===== Records provided

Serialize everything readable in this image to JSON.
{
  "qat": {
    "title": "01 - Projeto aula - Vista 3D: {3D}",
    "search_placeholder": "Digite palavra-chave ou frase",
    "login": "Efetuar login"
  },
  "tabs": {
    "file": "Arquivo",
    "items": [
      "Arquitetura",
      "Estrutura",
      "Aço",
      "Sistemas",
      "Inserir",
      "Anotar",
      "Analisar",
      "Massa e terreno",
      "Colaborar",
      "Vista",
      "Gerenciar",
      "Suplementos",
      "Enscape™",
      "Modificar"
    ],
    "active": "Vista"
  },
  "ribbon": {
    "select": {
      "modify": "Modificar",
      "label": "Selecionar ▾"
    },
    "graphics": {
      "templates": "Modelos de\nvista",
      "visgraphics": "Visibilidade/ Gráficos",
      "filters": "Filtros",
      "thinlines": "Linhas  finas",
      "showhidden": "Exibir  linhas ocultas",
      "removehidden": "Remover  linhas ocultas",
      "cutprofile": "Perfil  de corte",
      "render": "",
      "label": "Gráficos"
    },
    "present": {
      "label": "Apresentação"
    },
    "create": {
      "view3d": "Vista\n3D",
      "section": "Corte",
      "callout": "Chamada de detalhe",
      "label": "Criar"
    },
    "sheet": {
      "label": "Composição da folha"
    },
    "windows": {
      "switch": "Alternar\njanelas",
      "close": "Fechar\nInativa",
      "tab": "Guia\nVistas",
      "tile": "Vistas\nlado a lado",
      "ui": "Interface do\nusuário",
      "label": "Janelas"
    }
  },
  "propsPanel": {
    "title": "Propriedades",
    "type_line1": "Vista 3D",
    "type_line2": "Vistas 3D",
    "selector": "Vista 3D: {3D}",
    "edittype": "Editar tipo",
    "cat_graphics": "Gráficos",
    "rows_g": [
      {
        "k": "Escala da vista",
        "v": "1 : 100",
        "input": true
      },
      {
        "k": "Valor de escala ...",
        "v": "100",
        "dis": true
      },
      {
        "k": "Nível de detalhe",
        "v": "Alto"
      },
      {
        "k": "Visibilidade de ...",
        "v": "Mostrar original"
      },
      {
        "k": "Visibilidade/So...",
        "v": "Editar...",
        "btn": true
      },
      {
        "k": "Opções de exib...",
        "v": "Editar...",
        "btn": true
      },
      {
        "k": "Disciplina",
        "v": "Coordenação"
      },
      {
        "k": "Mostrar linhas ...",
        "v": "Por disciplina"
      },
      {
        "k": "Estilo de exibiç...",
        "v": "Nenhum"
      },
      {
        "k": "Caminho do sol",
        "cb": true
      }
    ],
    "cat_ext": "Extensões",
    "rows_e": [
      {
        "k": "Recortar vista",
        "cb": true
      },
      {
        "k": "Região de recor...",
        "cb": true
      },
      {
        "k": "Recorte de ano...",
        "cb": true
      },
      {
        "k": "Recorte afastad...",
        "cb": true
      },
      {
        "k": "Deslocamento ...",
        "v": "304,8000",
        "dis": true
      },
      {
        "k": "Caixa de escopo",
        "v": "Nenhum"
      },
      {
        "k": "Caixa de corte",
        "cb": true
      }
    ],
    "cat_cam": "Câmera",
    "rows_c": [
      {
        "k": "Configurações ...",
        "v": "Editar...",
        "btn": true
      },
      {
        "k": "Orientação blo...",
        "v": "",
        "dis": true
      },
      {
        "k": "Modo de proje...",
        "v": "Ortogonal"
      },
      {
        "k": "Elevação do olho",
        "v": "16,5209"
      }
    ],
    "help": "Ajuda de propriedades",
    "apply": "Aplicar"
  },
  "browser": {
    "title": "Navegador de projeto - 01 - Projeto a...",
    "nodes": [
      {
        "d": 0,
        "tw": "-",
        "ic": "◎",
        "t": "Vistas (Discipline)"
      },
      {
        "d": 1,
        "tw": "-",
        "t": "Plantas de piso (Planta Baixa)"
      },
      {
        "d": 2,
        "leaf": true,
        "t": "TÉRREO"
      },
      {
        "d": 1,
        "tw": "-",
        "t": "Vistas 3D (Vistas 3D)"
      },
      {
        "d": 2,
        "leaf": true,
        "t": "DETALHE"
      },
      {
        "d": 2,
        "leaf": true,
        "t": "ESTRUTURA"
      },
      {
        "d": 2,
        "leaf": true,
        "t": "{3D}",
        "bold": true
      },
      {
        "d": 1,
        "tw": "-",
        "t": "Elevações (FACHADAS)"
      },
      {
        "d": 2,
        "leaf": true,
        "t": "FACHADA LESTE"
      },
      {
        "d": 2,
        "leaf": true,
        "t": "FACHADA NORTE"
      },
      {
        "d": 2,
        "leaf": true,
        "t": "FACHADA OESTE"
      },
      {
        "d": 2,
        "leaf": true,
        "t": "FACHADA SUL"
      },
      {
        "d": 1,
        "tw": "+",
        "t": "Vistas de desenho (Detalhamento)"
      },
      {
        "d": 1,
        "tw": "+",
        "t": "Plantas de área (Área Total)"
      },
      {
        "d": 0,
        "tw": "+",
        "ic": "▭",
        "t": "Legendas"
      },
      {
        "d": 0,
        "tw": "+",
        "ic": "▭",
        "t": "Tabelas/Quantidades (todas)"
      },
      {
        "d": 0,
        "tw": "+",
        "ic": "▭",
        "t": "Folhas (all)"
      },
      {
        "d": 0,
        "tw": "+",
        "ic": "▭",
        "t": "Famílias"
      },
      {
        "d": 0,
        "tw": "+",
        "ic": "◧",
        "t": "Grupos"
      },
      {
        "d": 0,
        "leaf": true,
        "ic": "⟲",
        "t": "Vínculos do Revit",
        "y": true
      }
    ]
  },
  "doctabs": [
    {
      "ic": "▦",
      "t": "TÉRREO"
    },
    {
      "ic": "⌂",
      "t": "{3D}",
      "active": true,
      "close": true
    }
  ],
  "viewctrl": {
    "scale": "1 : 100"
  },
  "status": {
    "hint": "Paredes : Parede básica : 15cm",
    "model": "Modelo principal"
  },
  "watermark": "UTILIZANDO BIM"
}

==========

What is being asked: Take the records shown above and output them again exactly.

Answer box:
Serialize everything readable in this image to JSON.
{
  "qat": {
    "title": "01 - Projeto aula - Vista 3D: {3D}",
    "search_placeholder": "Digite palavra-chave ou frase",
    "login": "Efetuar login"
  },
  "tabs": {
    "file": "Arquivo",
    "items": [
      "Arquitetura",
      "Estrutura",
      "Aço",
      "Sistemas",
      "Inserir",
      "Anotar",
      "Analisar",
      "Massa e terreno",
      "Colaborar",
      "Vista",
      "Gerenciar",
      "Suplementos",
      "Enscape™",
      "Modificar"
    ],
    "active": "Vista"
  },
  "ribbon": {
    "select": {
      "modify": "Modificar",
      "label": "Selecionar ▾"
    },
    "graphics": {
      "templates": "Modelos de\nvista",
      "visgraphics": "Visibilidade/ Gráficos",
      "filters": "Filtros",
      "thinlines": "Linhas  finas",
      "showhidden": "Exibir  linhas ocultas",
      "removehidden": "Remover  linhas ocultas",
      "cutprofile": "Perfil  de corte",
      "render": "",
      "label": "Gráficos"
    },
    "present": {
      "label": "Apresentação"
    },
    "create": {
      "view3d": "Vista\n3D",
      "section": "Corte",
      "callout": "Chamada de detalhe",
      "label": "Criar"
    },
    "sheet": {
      "label": "Composição da folha"
    },
    "windows": {
      "switch": "Alternar\njanelas",
      "close": "Fechar\nInativa",
      "tab": "Guia\nVistas",
      "tile": "Vistas\nlado a lado",
      "ui": "Interface do\nusuário",
      "label": "Janelas"
    }
  },
  "propsPanel": {
    "title": "Propriedades",
    "type_line1": "Vista 3D",
    "type_line2": "Vistas 3D",
    "selector": "Vista 3D: {3D}",
    "edittype": "Editar tipo",
    "cat_graphics": "Gráficos",
    "rows_g": [
      {
        "k": "Escala da vista",
        "v": "1 : 100",
        "input": true
      },
      {
        "k": "Valor de escala ...",
        "v": "100",
        "dis": true
      },
      {
        "k": "Nível de detalhe",
        "v": "Alto"
      },
      {
        "k": "Visibilidade de ...",
        "v": "Mostrar original"
      },
      {
        "k": "Visibilidade/So...",
        "v": "Editar...",
        "btn": true
      },
      {
        "k": "Opções de exib...",
        "v": "Editar...",
        "btn": true
      },
      {
        "k": "Disciplina",
        "v": "Coordenação"
      },
      {
        "k": "Mostrar linhas ...",
        "v": "Por disciplina"
      },
      {
        "k": "Estilo de exibiç...",
        "v": "Nenhum"
      },
      {
        "k": "Caminho do sol",
        "cb": true
      }
    ],
    "cat_ext": "Extensões",
    "rows_e": [
      {
        "k": "Recortar vista",
        "cb": true
      },
      {
        "k": "Região de recor...",
        "cb": true
      },
      {
        "k": "Recorte de ano...",
        "cb": true
      },
      {
        "k": "Recorte afastad...",
        "cb": true
      },
      {
        "k": "Deslocamento ...",
        "v": "304,8000",
        "dis": true
      },
      {
        "k": "Caixa de escopo",
        "v": "Nenhum"
      },
      {
        "k": "Caixa de corte",
        "cb": true
      }
    ],
    "cat_cam": "Câmera",
    "rows_c": [
      {
        "k": "Configurações ...",
        "v": "Editar...",
        "btn": true
      },
      {
        "k": "Orientação blo...",
        "v": "",
        "dis": true
      },
      {
        "k": "Modo de proje...",
        "v": "Ortogonal"
      },
      {
        "k": "Elevação do olho",
        "v": "16,5209"
      }
    ],
    "help": "Ajuda de propriedades",
    "apply": "Aplicar"
  },
  "browser": {
    "title": "Navegador de projeto - 01 - Projeto a...",
    "nodes": [
      {
        "d": 0,
        "tw": "-",
        "ic": "◎",
        "t": "Vistas (Discipline)"
      },
      {
        "d": 1,
        "tw": "-",
        "t": "Plantas de piso (Planta Baixa)"
      },
      {
        "d": 2,
        "leaf": true,
        "t": "TÉRREO"
      },
      {
        "d": 1,
        "tw": "-",
        "t": "Vistas 3D (Vistas 3D)"
      },
      {
        "d": 2,
        "leaf": true,
        "t": "DETALHE"
      },
      {
        "d": 2,
        "leaf": true,
        "t": "ESTRUTURA"
      },
      {
        "d": 2,
        "leaf": true,
        "t": "{3D}",
        "bold": true
      },
      {
        "d": 1,
        "tw": "-",
        "t": "Elevações (FACHADAS)"
      },
      {
        "d": 2,
        "leaf": true,
        "t": "FACHADA LESTE"
      },
      {
        "d": 2,
        "leaf": true,
        "t": "FACHADA NORTE"
      },
      {
        "d": 2,
        "leaf": true,
        "t": "FACHADA OESTE"
      },
      {
        "d": 2,
        "leaf": true,
        "t": "FACHADA SUL"
      },
      {
        "d": 1,
        "tw": "+",
        "t": "Vistas de desenho (Detalhamento)"
      },
      {
        "d": 1,
        "tw": "+",
        "t": "Plantas de área (Área Total)"
      },
      {
        "d": 0,
        "tw": "+",
        "ic": "▭",
        "t": "Legendas"
      },
      {
        "d": 0,
        "tw": "+",
        "ic": "▭",
        "t": "Tabelas/Quantidades (todas)"
      },
      {
        "d": 0,
        "tw": "+",
        "ic": "▭",
        "t": "Folhas (all)"
      },
      {
        "d": 0,
        "tw": "+",
        "ic": "▭",
        "t": "Famílias"
      },
      {
        "d": 0,
        "tw": "+",
        "ic": "◧",
        "t": "Grupos"
      },
      {
        "d": 0,
        "leaf": true,
        "ic": "⟲",
        "t": "Vínculos do Revit",
        "y": true
      }
    ]
  },
  "doctabs": [
    {
      "ic": "▦",
      "t": "TÉRREO"
    },
    {
      "ic": "⌂",
      "t": "{3D}",
      "active": true,
      "close": true
    }
  ],
  "viewctrl": {
    "scale": "1 : 100"
  },
  "status": {
    "hint": "Paredes : Parede básica : 15cm",
    "model": "Modelo principal"
  },
  "watermark": "UTILIZANDO BIM"
}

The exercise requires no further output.